Arguments due in redistricting case
Florida Gov. Ron DeSantis responds to questions from the media at the close of the legislative session on Monday, March 14, 2022. (Alicia Devine/Tallahassee Democrat via AP)
Plaintiffs asking a federal court to set Florida’s congressional districts face a Wednesday deadline for responding to a state request to put the case on hold.
After a status conference Monday, April 4, U.S. District Judge Allen Winsor set the deadline for a response by attorneys for the groups Common Cause Florida and FairDistricts Now and five voters.
The plaintiffs filed the lawsuit on March 11 after Gov. Ron DeSantis said he would veto a congressional redistricting plan passed by the Legislature.
Plaintiffs argued, in part, that an impasse between DeSantis and lawmakers jeopardized the chances of reaching agreement on a map—and that judges should step in to make sure revamped districts are set before this year’s elections.
DeSantis vetoed the Legislature’s plan last week and called a special legislative session that will be held from April 19 to April 22.
Secretary of State Laurel Lee, the named defendant in the case, filed a motion Friday seeking a stay of the lawsuit.
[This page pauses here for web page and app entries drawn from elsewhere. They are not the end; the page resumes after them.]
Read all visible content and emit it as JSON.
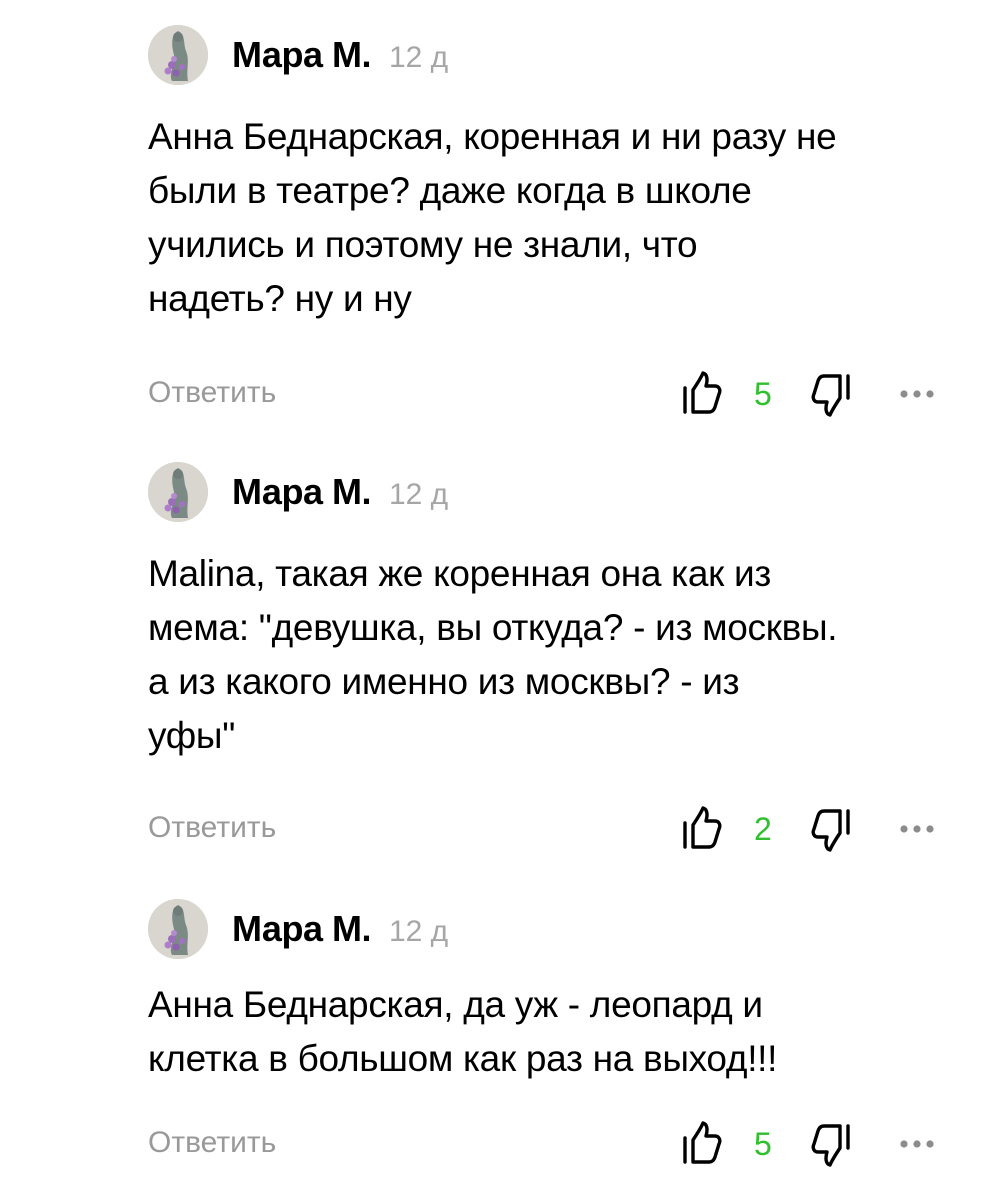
{
  "colors": {
    "like_count": "#2fbf2f",
    "muted_text": "#999999",
    "age_text": "#a6a6a6"
  },
  "icons": {
    "like": "thumbs-up-icon",
    "dislike": "thumbs-down-icon",
    "more": "more-dots-icon"
  },
  "comments": [
    {
      "author": "Мара М.",
      "age": "12 д",
      "text_lines": [
        "Анна Беднарская, коренная и ни разу не",
        "были в театре? даже когда в школе",
        "учились и поэтому не знали, что",
        "надеть? ну и ну"
      ],
      "reply_label": "Ответить",
      "likes": "5"
    },
    {
      "author": "Мара М.",
      "age": "12 д",
      "text_lines": [
        "Malina, такая же коренная она как из",
        "мема: \"девушка, вы откуда? - из москвы.",
        "а из какого именно из москвы? - из",
        "уфы\""
      ],
      "reply_label": "Ответить",
      "likes": "2"
    },
    {
      "author": "Мара М.",
      "age": "12 д",
      "text_lines": [
        "Анна Беднарская, да уж - леопард и",
        "клетка в большом как раз на выход!!!"
      ],
      "reply_label": "Ответить",
      "likes": "5"
    }
  ]
}
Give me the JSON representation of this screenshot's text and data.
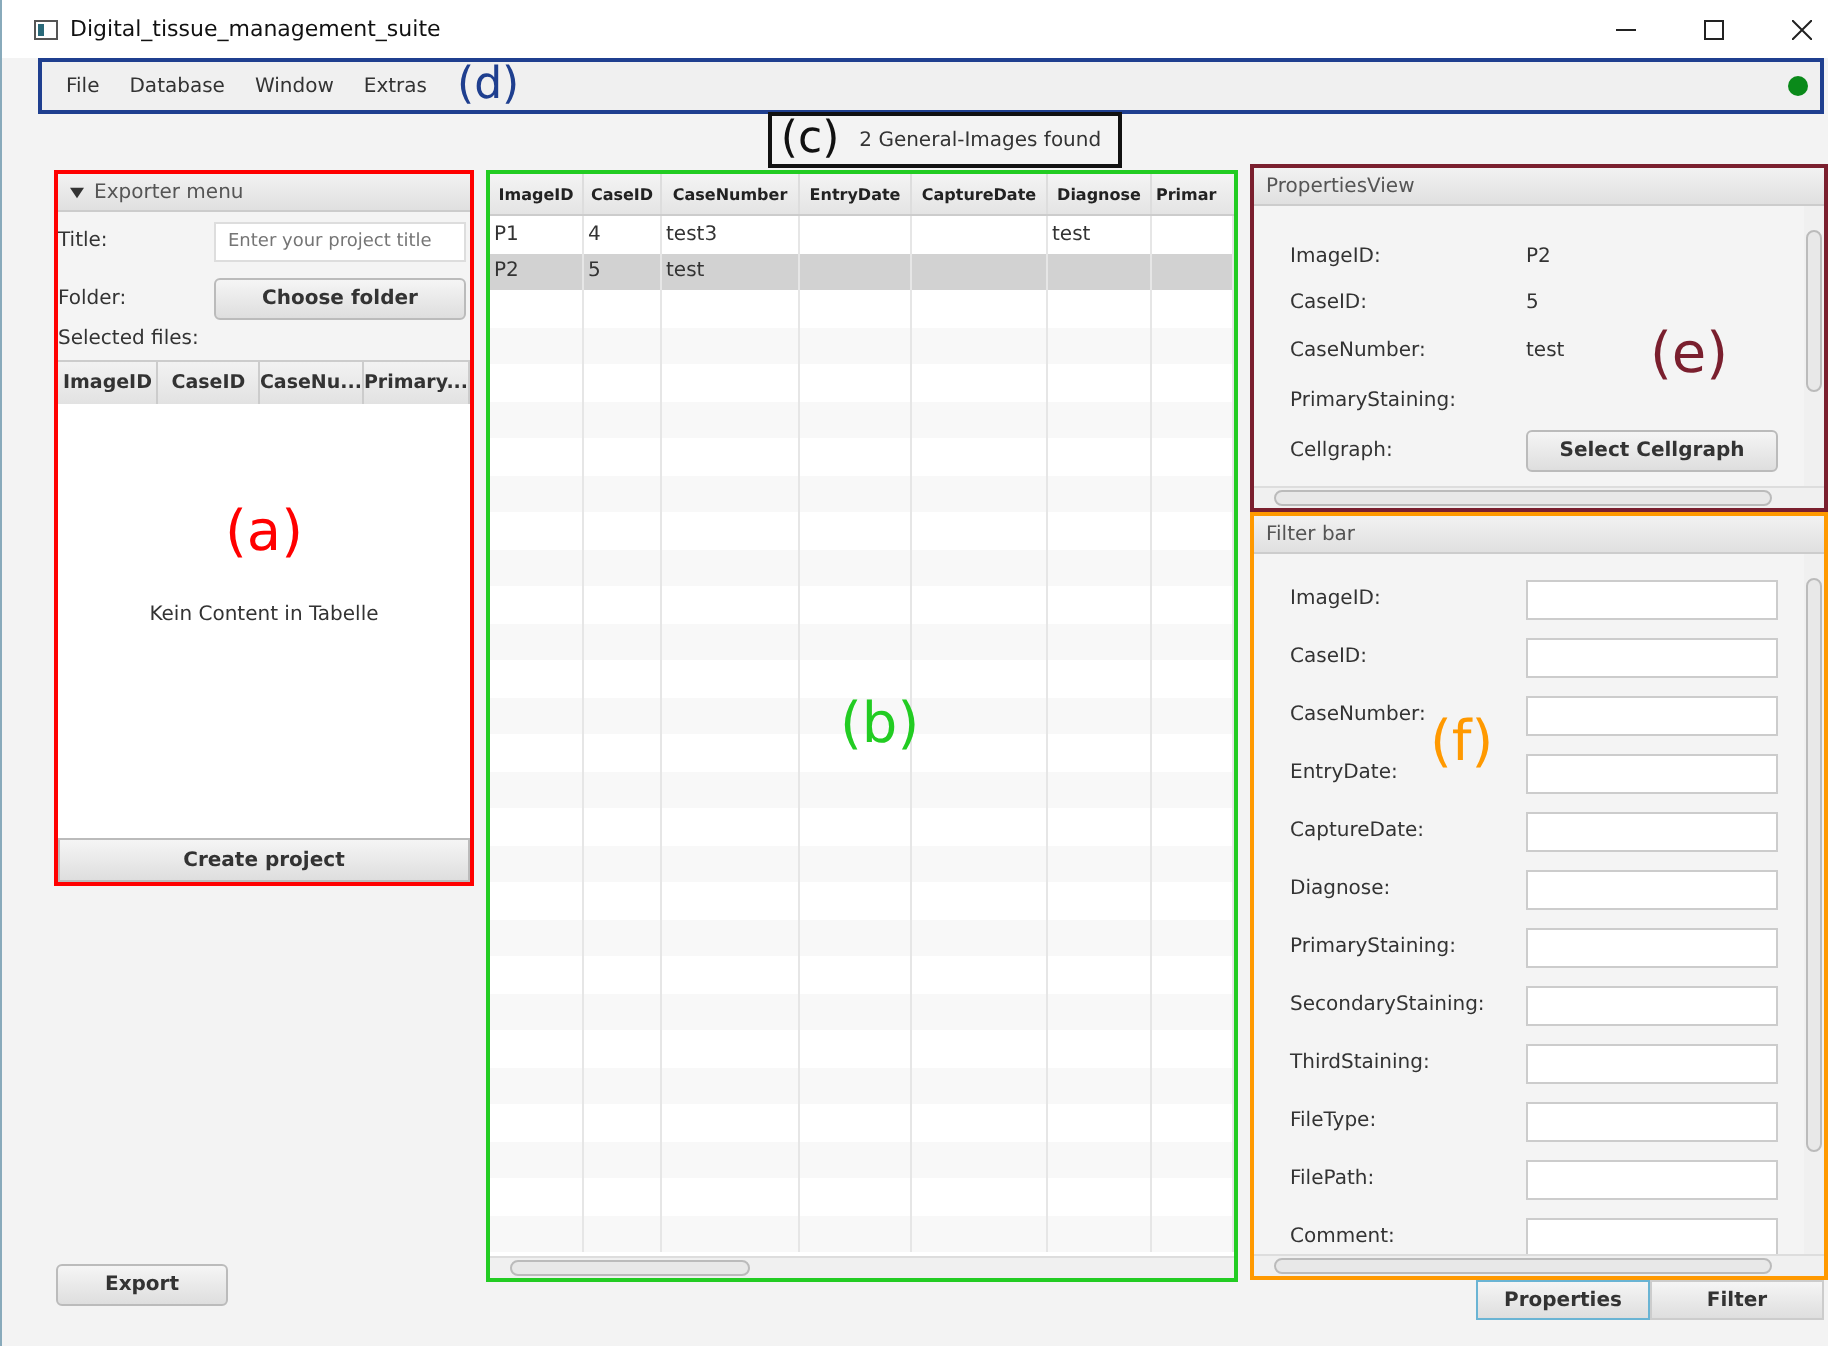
{
  "window": {
    "title": "Digital_tissue_management_suite"
  },
  "annotations": [
    {
      "label": "(a)",
      "color": "#ff0000"
    },
    {
      "label": "(b)",
      "color": "#22cc22"
    },
    {
      "label": "(c)",
      "color": "#111111"
    },
    {
      "label": "(d)",
      "color": "#1f3f8f"
    },
    {
      "label": "(e)",
      "color": "#7a1f2e"
    },
    {
      "label": "(f)",
      "color": "#ff9900"
    }
  ],
  "menu": [
    "File",
    "Database",
    "Window",
    "Extras"
  ],
  "status_dot": {
    "color": "#0a8a1a"
  },
  "result_text": "2 General-Images  found",
  "exporter": {
    "title": "Exporter menu",
    "expanded": true,
    "title_label": "Title:",
    "title_placeholder": "Enter your project title",
    "folder_label": "Folder:",
    "folder_button": "Choose folder",
    "files_label": "Selected files:",
    "columns": [
      "ImageID",
      "CaseID",
      "CaseNu...",
      "Primary..."
    ],
    "empty_text": "Kein Content in Tabelle",
    "create_button": "Create project"
  },
  "table": {
    "columns": [
      "ImageID",
      "CaseID",
      "CaseNumber",
      "EntryDate",
      "CaptureDate",
      "Diagnose",
      "Primar"
    ],
    "rows": [
      {
        "cells": [
          "P1",
          "4",
          "test3",
          "",
          "",
          "test",
          ""
        ],
        "selected": false
      },
      {
        "cells": [
          "P2",
          "5",
          "test",
          "",
          "",
          "",
          ""
        ],
        "selected": true
      }
    ]
  },
  "properties": {
    "title": "PropertiesView",
    "fields": [
      {
        "label": "ImageID:",
        "value": "P2"
      },
      {
        "label": "CaseID:",
        "value": "5"
      },
      {
        "label": "CaseNumber:",
        "value": "test"
      },
      {
        "label": "PrimaryStaining:"
      }
    ],
    "cellgraph_label": "Cellgraph:",
    "cellgraph_button": "Select Cellgraph"
  },
  "filter": {
    "title": "Filter bar",
    "fields": [
      "ImageID:",
      "CaseID:",
      "CaseNumber:",
      "EntryDate:",
      "CaptureDate:",
      "Diagnose:",
      "PrimaryStaining:",
      "SecondaryStaining:",
      "ThirdStaining:",
      "FileType:",
      "FilePath:",
      "Comment:"
    ]
  },
  "export_button": "Export",
  "tabs": [
    {
      "label": "Properties",
      "selected": true
    },
    {
      "label": "Filter",
      "selected": false
    }
  ]
}
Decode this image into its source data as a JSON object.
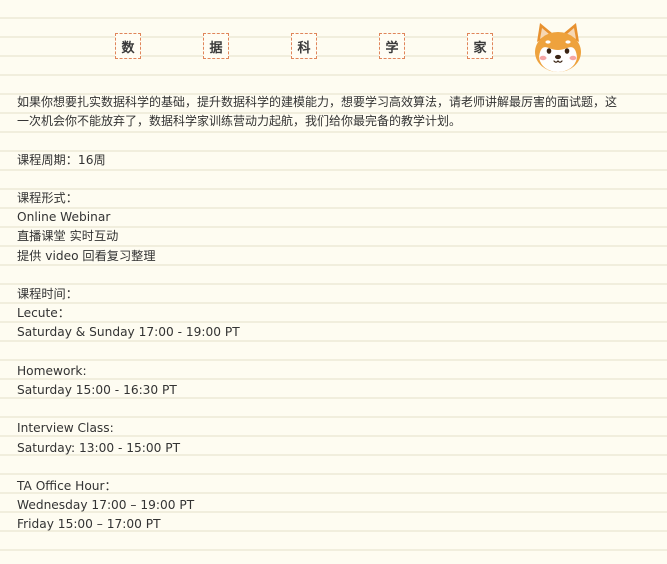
{
  "header": {
    "title_chars": [
      "数",
      "据",
      "科",
      "学",
      "家"
    ],
    "mascot_icon": "shiba-dog-icon"
  },
  "intro": {
    "line1": "如果你想要扎实数据科学的基础，提升数据科学的建模能力，想要学习高效算法，请老师讲解最厉害的面试题，这",
    "line2": "一次机会你不能放弃了，数据科学家训练营动力起航，我们给你最完备的教学计划。"
  },
  "course": {
    "period": "课程周期：16周",
    "format_label": "课程形式：",
    "format_items": [
      "Online Webinar",
      "直播课堂 实时互动",
      "提供 video 回看复习整理"
    ],
    "time_label": "课程时间：",
    "lecture_label": "Lecute：",
    "lecture_time": "Saturday & Sunday 17:00 - 19:00 PT",
    "homework_label": "Homework:",
    "homework_time": "Saturday 15:00 - 16:30 PT",
    "interview_label": "Interview Class:",
    "interview_time": "Saturday: 13:00 - 15:00 PT",
    "ta_label": "TA Office Hour：",
    "ta_times": [
      "Wednesday 17:00 – 19:00 PT",
      "Friday 15:00 – 17:00 PT"
    ]
  },
  "colors": {
    "background": "#fefcf1",
    "rule": "#f1eedd",
    "accent_border": "#e0855a",
    "text": "#333333"
  }
}
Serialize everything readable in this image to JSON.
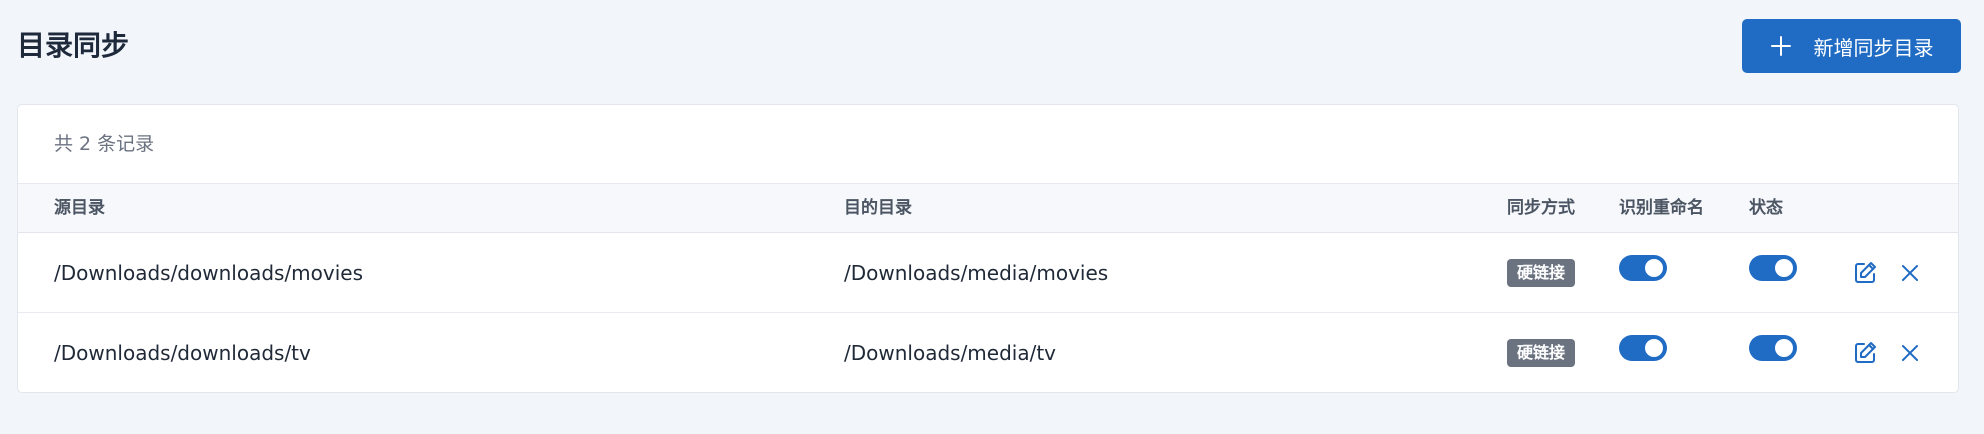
{
  "page": {
    "title": "目录同步",
    "add_button_label": "新增同步目录"
  },
  "table": {
    "record_count": "共 2 条记录",
    "columns": {
      "source": "源目录",
      "target": "目的目录",
      "sync_mode": "同步方式",
      "rename": "识别重命名",
      "status": "状态"
    },
    "rows": [
      {
        "source": "/Downloads/downloads/movies",
        "target": "/Downloads/media/movies",
        "sync_mode": "硬链接",
        "rename_enabled": true,
        "status_enabled": true
      },
      {
        "source": "/Downloads/downloads/tv",
        "target": "/Downloads/media/tv",
        "sync_mode": "硬链接",
        "rename_enabled": true,
        "status_enabled": true
      }
    ]
  },
  "colors": {
    "accent": "#206bc4",
    "badge": "#6b7280",
    "background": "#f2f5f9"
  },
  "icons": {
    "add": "plus-icon",
    "edit": "edit-icon",
    "delete": "close-icon"
  }
}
The motion pointed to the special session and a similar lawsuit filed in Leon County circuit court.
“A stay is appropriate to allow the political branches to do their work,” the motion said. “After all, the Florida Legislature is constitutionally tasked to reapportion the state’s congressional districts.”
Lee’s attorneys also filed arguments Friday in the Leon County case, saying the issue is “not ripe for adjudication,” as a congressional map could pass during the special session.